With no other candidates expected, the race to succeed Steven Purcell as leader of Scotland’s largest local authority will be between Jim Coleman, the interim leader; Archie Graham, head of the council’s 2014 Commonwealth Games efforts; Paul Rooney, former Police Authority chairman; and City Treasurer Gordon Matheson.
Insiders claim Mr Rooney, the youngest candidate, is front-runner but if, as many predict, it goes to a second vote, any of them could get the highest-profile post in Scottish local government.
The election comes after Mr Purcell quit last month amid admissions of cocaine abuse, heavy drinking and fear of blackmail.
The council has since been engulfed by allegations of cronyism and financial impropriety.
The successful candidate faces clearing the debris from the Purcell scandal and steering the city through the biggest squeeze on public finances in a generation.
Voting will be on or after the party’s city AGM on May 10.
If any candidate gets more than 24 votes he will immediately be declared leader. If not, the candidate with the fewest votes drops out and then with second choices being made anything could happen.
One council source said: “This is anyone’s for the taking. Rooney is the early leader and his team is certainly effective but you get the impression from the whispered conversations around the Chambers that the floaters or second preferences will decide it.
“It’s impossible to take people at face value. One senior councillor has told all four candidates they have his vote.”
Despite his reputation as a ‘reformer’ Mr Rooney is also being championed by some of those on the left.
Mr Rooney said: “We need to be more open and transparent about our decision-making.
“Only then will we begin to address the negative perceptions and mistrust that currently clouds the excellent work that is being done in the city.”
Mr Coleman said: “The next few years are going to be very difficult for all councils with budget cuts on the way and I would redouble our efforts to deliver services more efficiently and effectively.”
Mr Matheson, who is championed by Stephen Curran, many people’s preferred candidate if he had chosen to stand, said: “If I’ve learned anything at education and as treasurer it’s the need for brave decisions and teamwork.”
Mr Graham said: “We need to continue our programme of modernisation at the city council and to develop more imaginative ways of delivering services for the people of Glasgow.”
Status: Married with three grown-up children.
Position: Interim leader and councillor for Baillieston.
Former construction worker who joined the council in 1989 and has served as deputy under two leaders.
Is said to have received face-to-face commitments from 14 fellow councillors.
Pitch: “I would bring stability and common sense to the job.”
Status: In civil partnership with long-standing partner.
Position: City Treasurer and councillor for City/Anderston.
Former press and policy officer for the RNIB and executive member for education. Said by supporters of other candidates to have ‘single-digit support’ but by others of being able to command a dozen.

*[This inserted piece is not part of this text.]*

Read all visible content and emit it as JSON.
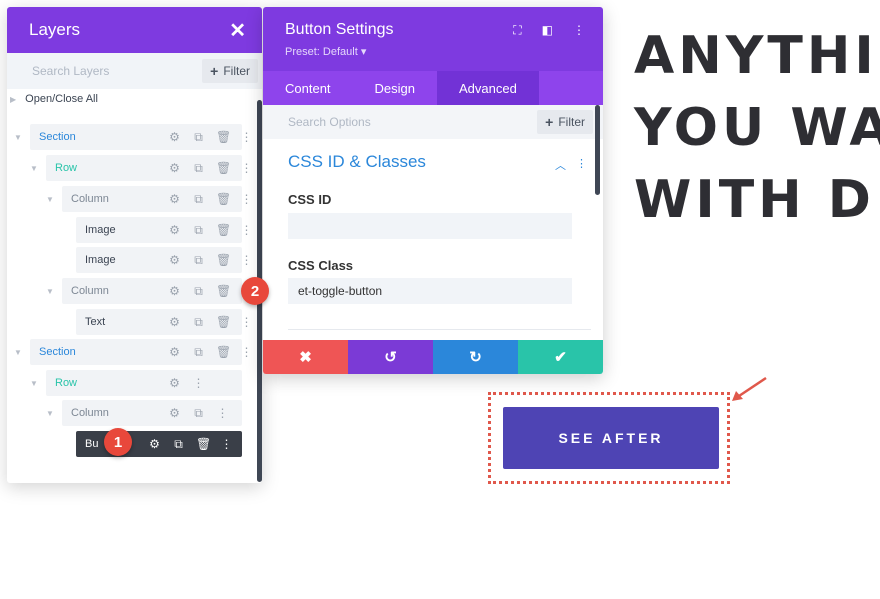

Pitch: “There are tough times ahead for the council but I’m prepared to make the decisions.”
Status: Married with two children.
Position: Executive member for education and councillor for Garscadden/Scotstounhill.
Former depute fiscal and chairman of Strathclyde Police Authority.
Supporters have estimated current support to be about 24. Opponents say 15 to 20 at a push.
Pitch: “It is essential that we continue with a reform agenda but we need to be more open and transparent about our decision-making.”
Status: Married to Labour MSP Johann Lamont, with two teenage children.
Position: Executive member for social care and the Commonwealth Games and councillor for Langside.
Said to be able to command 12 votes although less clear than other candidates due to potential team-up with Mr Coleman.
Pitch: “I have the integrity, experience, enthusiasm and ability to be able to provide the leadership required for the task.”